Adrian Morejon – Left-Handed Pitcher – Grade – B
Morejon only threw 65.1 innings last season, mostly at High-A (62.2 IP), but the 19-year old (he’ll turn 20 in February) showed off all of the skills we look for:
- Strikeouts – 10.19 K/9 (courtesy of a 13.4% SwStr%)
- Control – 3.31 BB/9
- Groundballs – 52.7%
He was limited due to arm issues and there also is going to be concerns regarding his size (he’s listed at 6’0”) and ability to maintain his groundball rate. In 2017, his first year with the Padres’ organization, he had a 36.6% groundball rate over 63.0 IP. There is no questioning the pure stuff and he does have the potential to evolve into a force in the rotation, assuming he can overcome the obvious concerns.
Jon Duplantier – Right-Handed Pitcher – Grade – B
Arm issues sidelined Duplantier in ’18, limiting him to 74.0 IP in the minors. That clearly stopped his march through the minors, though when he was on the mound he was impressive with a 2.55 ERA and 1.18 WHIP while showing off all three skills we look for:
- Strikeouts – 9.36 K/9
- Control – 3.65 BB/9
- Groundballs – 52.2%
There’s arguably more upside in both his strikeouts (13.0% SwStr% in ’18, 10.5 K/9 over his minor league career) and walks (3.2 BB/9 over his minor league career, including a 2.8 in ’17). Staying healthy is going to be the key, and if he does he should make an impact before long.
27) Bryse Wilson
– Right-Handed Pitcher – Grade – B
After generally flying under-the-radar Wilson reached the Majors last season (7.0 IP) after pitching across three levels of the minors and posting a 10.24 K/9, 2.58 BB/9 and 46.8% groundball rate.

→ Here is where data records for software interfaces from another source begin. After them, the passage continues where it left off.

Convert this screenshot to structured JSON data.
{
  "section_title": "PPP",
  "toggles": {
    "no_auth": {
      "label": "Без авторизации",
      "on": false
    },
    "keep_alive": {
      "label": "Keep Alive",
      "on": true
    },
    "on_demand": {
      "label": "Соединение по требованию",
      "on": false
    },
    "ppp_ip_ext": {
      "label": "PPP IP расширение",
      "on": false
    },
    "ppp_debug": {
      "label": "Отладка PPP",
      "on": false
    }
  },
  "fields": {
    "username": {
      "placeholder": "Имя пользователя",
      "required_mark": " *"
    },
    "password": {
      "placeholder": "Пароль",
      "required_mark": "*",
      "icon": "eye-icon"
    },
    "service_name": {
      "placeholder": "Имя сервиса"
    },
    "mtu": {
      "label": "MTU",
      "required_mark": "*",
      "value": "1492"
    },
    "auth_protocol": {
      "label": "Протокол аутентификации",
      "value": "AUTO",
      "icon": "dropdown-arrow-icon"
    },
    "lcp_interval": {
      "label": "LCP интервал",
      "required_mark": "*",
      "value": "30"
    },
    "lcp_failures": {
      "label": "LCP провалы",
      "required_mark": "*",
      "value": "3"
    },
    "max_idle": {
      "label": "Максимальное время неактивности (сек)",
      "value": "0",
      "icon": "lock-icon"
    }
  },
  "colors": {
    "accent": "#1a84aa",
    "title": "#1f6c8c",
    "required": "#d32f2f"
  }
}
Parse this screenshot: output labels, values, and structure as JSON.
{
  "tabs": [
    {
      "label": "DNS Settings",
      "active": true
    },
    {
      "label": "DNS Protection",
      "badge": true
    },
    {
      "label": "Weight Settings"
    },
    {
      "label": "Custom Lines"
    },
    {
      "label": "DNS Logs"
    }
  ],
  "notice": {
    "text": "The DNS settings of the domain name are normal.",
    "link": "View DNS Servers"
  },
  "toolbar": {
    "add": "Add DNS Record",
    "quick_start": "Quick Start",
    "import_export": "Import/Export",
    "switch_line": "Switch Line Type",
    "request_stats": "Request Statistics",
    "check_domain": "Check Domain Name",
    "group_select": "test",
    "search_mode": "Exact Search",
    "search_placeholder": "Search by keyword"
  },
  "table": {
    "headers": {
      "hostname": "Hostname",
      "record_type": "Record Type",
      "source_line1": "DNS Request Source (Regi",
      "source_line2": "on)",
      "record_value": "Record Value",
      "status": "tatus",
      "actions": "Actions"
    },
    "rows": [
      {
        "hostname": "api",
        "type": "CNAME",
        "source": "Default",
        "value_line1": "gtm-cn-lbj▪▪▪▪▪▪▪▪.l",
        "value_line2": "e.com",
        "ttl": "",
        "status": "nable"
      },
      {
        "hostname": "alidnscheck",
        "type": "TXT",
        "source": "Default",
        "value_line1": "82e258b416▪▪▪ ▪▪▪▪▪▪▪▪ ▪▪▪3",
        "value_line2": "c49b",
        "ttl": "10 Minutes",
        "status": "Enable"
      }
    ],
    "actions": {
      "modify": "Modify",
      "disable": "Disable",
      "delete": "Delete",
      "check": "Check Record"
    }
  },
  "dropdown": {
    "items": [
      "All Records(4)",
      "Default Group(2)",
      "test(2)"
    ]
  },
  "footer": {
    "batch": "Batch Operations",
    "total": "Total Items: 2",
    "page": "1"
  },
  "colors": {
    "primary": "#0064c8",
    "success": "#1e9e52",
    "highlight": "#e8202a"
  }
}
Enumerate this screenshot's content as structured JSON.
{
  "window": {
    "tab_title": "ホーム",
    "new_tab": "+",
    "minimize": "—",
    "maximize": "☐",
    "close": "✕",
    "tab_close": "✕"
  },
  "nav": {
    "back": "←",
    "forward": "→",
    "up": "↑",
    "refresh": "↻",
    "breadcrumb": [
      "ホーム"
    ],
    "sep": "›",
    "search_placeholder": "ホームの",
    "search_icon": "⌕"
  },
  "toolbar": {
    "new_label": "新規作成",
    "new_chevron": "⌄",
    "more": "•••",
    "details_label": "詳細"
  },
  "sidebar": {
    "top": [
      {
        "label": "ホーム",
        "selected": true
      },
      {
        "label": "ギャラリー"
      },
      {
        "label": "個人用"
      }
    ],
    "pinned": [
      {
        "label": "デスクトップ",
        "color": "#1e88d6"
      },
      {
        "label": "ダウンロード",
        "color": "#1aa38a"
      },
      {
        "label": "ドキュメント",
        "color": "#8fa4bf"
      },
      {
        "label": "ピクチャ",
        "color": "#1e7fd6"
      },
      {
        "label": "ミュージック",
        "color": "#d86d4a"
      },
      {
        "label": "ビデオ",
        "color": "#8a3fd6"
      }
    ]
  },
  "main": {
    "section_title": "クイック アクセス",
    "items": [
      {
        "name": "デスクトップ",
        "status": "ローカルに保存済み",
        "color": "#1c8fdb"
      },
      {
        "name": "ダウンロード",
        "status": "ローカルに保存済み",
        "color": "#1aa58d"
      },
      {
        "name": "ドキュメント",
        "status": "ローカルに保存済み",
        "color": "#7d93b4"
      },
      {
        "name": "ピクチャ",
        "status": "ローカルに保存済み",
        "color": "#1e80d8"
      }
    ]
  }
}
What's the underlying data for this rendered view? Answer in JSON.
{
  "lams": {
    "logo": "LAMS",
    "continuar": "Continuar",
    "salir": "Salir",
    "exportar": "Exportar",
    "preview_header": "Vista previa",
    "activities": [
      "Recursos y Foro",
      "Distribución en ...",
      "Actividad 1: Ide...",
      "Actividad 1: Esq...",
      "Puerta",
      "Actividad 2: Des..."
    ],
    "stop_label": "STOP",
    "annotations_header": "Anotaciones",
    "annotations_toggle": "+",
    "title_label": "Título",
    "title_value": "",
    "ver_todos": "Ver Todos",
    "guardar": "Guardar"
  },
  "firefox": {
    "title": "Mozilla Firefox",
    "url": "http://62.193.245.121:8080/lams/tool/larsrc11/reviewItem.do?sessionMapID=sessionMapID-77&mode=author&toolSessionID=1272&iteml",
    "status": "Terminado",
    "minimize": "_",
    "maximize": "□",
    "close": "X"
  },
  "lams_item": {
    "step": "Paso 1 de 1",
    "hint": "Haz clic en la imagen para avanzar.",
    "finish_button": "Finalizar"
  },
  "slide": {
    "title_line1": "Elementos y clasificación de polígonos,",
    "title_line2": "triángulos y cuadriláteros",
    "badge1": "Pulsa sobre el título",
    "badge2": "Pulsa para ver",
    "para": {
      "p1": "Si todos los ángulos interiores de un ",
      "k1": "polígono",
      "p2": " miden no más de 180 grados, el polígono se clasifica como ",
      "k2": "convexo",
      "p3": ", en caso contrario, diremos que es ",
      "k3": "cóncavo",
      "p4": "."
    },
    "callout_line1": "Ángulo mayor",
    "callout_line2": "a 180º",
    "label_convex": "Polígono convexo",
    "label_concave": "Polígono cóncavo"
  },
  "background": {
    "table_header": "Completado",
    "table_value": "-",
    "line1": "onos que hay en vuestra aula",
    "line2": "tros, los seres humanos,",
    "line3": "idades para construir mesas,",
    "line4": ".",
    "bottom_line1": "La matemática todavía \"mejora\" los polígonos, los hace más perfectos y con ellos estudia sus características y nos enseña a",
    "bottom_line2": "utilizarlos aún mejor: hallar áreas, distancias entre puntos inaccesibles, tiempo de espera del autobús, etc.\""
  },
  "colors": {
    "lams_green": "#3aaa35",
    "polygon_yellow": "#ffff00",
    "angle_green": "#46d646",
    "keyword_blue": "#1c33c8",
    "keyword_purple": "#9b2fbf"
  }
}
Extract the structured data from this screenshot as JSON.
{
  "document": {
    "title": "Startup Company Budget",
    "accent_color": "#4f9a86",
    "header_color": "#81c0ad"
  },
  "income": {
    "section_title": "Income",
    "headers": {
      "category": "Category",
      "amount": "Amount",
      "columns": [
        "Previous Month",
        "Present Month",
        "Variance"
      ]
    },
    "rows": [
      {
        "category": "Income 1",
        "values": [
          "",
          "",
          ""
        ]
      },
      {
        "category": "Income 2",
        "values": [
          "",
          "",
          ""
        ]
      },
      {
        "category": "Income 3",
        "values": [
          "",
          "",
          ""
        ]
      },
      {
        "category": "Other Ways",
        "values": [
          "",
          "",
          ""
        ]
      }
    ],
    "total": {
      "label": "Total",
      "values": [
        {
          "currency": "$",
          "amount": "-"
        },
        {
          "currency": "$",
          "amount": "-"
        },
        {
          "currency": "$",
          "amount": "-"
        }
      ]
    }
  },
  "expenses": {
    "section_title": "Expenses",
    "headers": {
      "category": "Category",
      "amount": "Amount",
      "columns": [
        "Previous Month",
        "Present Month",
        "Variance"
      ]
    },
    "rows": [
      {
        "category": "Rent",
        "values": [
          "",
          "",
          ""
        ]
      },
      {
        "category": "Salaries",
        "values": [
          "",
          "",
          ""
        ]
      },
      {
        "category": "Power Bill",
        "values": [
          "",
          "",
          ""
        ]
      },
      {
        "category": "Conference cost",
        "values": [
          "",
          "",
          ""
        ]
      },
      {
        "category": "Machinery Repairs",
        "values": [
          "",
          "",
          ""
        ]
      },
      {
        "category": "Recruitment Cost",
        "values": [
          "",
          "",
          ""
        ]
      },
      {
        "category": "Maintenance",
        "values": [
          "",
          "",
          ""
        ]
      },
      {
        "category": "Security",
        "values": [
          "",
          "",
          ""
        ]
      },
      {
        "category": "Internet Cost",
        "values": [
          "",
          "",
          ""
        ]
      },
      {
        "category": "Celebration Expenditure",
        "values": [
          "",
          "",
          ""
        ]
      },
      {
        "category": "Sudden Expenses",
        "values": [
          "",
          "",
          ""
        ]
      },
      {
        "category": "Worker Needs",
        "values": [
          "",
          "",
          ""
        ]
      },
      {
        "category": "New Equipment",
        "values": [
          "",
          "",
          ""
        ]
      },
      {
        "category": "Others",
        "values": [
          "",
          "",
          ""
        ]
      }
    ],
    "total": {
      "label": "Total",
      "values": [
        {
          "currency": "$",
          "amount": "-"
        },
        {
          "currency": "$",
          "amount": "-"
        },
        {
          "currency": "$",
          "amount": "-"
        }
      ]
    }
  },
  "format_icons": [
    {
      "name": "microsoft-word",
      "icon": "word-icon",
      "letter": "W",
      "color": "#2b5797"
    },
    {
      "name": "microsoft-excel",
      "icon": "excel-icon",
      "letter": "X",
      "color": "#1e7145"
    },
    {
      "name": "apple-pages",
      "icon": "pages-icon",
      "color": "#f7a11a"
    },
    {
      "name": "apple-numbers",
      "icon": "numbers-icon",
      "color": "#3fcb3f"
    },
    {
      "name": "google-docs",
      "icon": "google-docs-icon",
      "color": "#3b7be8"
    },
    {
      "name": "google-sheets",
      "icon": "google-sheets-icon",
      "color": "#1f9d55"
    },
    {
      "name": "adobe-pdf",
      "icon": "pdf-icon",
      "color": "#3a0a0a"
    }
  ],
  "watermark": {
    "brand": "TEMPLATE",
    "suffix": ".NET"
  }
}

While he had shown impressive groundball stuff in the lower minors, seeing it regress to 44.0% at Double-A (77.0 IP) and 44.6% at Triple-A (22.0 IP) is a bit of a concern. His control also wavered enough at Double-A (3.04 BB/9) that if he can’t rediscover his groundball stuff the results may not be there.
28) Matthew Liberatore – Left-Handed Pitcher – Grade –
The Rays selected him 16th overall in the 2018 draft and he delivered immediately, with a 1.38 ERA and 1.04 WHIP over 32.2 IP. Obviously it’s an incredibly small sample size, but he has the ideal size (he’s listed at 6’5” and 200 lbs.) and already has a strong arsenal that should only get better as he matures/develops both physically and on the mound. The upside is there to develop into a #2 starter, and at 19-years old he has the time to develop into that.
Marquez – Left-Handed Pitcher – Grade – B
The unheralded southpaw didn’t pitch a significant amount in 2018, making 10 starts at Low-A and another 2 at Single-A, but the results across the board were impressive as he showed signs of all three skills that we look for:
- Strikeouts – 9.71 K/9 (courtesy of a 16.1% SwStr%)
- Control – 2.63 BB/9
- Groundballs – 49.3%
Pitching as a 19-year old, those numbers are going to get you excited. Standing at 6’4” and 185 lbs., there’s still plenty of room for him to fill out physically and the steps forward he took last season are highly impressive. While he still is getting little attention right now, don’t be surprised if his value and the hype quickly start to build.
30) Griffin Canning – Right-Handed Pitcher – Grade –
Canning struggled upon reaching Triple-A, with a 5.49 ERA and 1.53 WHIP over 59.0 IP (13 starts). That said an overall 9.93 K/9 and 3.49 BB/9 are solid and show his potential, and his issues at Triple-A were truly due to some poor luck considering his .376 BABIP. Last season was also his first taste of professional baseball, after being selected in the second round of the 2017 draft, so you have to wonder how much of his struggles late were due to fatigue.
You can say we’d like to see a few more groundballs (44.3% overall), but a 13.0% SwStr% and with his control actually improving as he advanced (3.36 BB/9 at Triple-A) there is reason for optimism. The Angels have an obvious need in the rotation and Canning should get an opportunity to step in at some point in the coming year.
Sources – Fangraphs, MLB.com, MILB.com, Baseball Reference
Make sure to check out all of our 2019 Top 10 Prospect Lists: